● Aim of the exercise
Pull every line containing "icon" out of the material below.

● Provided records
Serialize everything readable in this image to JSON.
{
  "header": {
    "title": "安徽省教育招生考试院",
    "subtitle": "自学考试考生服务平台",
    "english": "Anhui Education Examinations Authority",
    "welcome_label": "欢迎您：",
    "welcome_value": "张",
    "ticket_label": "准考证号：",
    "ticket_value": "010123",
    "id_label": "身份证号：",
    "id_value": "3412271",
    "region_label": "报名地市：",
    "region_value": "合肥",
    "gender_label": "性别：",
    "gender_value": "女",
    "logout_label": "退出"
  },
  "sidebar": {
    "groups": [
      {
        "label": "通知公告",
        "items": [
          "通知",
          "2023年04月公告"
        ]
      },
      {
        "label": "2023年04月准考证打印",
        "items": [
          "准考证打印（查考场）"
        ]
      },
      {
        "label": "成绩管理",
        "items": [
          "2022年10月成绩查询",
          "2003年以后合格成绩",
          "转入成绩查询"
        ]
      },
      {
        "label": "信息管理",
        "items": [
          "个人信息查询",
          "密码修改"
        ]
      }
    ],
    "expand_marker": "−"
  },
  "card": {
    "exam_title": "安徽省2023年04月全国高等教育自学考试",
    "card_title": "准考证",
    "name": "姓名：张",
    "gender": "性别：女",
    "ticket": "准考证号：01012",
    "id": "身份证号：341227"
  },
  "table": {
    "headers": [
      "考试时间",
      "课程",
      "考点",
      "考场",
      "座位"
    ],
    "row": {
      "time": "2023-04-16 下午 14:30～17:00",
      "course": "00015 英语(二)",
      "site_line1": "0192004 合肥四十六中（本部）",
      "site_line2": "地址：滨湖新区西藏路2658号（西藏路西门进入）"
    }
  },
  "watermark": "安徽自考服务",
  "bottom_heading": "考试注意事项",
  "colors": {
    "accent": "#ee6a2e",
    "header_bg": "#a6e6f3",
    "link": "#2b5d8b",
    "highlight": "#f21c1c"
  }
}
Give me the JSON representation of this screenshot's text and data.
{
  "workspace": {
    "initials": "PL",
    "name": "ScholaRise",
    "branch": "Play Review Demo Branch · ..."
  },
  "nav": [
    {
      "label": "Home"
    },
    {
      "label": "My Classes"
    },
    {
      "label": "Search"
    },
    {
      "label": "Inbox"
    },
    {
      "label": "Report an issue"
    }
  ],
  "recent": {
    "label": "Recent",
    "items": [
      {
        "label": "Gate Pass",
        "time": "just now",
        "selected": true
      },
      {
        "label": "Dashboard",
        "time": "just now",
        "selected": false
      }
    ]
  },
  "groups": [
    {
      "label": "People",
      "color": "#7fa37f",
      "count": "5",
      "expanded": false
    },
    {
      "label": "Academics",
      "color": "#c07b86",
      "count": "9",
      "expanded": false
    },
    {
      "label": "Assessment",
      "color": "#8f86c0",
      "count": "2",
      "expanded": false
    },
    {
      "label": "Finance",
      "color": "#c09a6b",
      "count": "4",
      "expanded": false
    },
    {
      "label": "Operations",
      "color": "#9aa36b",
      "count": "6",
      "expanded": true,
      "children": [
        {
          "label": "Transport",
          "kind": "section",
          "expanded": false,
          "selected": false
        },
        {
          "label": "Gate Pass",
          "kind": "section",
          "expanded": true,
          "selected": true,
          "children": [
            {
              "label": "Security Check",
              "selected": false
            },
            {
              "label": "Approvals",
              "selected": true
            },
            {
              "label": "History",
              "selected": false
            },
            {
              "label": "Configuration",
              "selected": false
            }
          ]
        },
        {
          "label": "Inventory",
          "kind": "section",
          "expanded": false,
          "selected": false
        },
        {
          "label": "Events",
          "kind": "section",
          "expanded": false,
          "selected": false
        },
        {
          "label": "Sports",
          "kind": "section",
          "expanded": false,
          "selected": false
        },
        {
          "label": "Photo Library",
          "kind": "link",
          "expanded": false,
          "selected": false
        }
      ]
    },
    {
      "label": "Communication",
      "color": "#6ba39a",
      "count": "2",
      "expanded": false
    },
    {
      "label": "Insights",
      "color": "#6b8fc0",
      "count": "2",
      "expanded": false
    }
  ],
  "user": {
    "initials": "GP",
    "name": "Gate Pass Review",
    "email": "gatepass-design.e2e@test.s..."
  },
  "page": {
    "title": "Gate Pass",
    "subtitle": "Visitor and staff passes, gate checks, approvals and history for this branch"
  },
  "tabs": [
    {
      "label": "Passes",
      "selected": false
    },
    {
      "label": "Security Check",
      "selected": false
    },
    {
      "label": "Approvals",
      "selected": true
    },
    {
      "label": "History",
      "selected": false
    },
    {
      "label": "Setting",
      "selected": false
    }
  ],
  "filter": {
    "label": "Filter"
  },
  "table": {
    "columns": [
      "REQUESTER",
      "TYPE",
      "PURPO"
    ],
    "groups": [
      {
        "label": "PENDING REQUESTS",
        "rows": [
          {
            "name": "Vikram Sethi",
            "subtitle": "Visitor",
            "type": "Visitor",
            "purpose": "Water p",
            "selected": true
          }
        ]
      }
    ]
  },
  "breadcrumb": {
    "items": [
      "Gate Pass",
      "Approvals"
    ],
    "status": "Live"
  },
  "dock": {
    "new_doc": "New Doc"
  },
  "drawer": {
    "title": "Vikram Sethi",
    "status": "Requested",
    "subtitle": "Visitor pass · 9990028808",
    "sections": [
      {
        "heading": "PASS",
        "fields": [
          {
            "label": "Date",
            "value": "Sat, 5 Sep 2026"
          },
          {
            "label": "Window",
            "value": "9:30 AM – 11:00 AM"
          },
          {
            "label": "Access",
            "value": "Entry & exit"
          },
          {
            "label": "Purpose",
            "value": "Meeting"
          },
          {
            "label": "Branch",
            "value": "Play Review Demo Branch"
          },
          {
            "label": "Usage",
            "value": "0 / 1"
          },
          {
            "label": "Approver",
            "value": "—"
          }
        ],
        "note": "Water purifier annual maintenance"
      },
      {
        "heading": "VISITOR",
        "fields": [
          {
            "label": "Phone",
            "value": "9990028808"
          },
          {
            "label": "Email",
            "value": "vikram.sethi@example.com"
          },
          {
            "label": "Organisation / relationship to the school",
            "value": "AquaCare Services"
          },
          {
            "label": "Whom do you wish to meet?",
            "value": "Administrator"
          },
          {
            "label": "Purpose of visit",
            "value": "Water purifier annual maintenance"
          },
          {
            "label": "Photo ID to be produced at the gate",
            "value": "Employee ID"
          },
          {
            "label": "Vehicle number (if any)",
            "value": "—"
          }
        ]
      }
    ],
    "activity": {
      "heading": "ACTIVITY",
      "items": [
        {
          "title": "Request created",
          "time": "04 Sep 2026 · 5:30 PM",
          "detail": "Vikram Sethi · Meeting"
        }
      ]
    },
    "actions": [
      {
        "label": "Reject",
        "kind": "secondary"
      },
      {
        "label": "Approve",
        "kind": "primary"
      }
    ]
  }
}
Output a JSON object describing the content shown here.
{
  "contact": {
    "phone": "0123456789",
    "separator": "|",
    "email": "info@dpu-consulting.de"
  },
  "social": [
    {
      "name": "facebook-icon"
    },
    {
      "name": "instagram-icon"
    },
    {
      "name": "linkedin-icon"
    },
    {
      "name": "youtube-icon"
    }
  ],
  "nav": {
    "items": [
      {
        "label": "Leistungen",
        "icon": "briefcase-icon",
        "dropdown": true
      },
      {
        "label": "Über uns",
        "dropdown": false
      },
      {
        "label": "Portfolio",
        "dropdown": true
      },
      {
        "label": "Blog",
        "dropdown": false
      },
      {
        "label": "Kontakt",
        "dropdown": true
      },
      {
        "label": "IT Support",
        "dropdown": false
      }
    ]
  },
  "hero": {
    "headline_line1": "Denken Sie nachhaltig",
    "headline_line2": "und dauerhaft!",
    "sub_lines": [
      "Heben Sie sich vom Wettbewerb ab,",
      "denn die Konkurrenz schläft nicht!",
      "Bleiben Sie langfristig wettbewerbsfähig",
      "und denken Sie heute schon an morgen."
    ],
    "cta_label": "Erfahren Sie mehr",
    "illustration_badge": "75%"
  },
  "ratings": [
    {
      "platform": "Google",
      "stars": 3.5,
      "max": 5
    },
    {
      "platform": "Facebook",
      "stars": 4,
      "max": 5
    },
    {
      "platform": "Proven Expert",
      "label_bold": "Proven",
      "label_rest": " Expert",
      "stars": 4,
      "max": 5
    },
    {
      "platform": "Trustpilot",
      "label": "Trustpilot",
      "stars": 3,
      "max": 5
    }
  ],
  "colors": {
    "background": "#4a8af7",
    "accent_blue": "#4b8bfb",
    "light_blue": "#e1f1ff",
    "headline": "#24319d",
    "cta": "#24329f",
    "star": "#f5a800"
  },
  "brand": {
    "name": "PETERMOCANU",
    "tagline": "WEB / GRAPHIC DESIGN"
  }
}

● Completed task
      "name": "facebook-icon"
      "name": "instagram-icon"
      "name": "linkedin-icon"
      "name": "youtube-icon"
        "icon": "briefcase-icon",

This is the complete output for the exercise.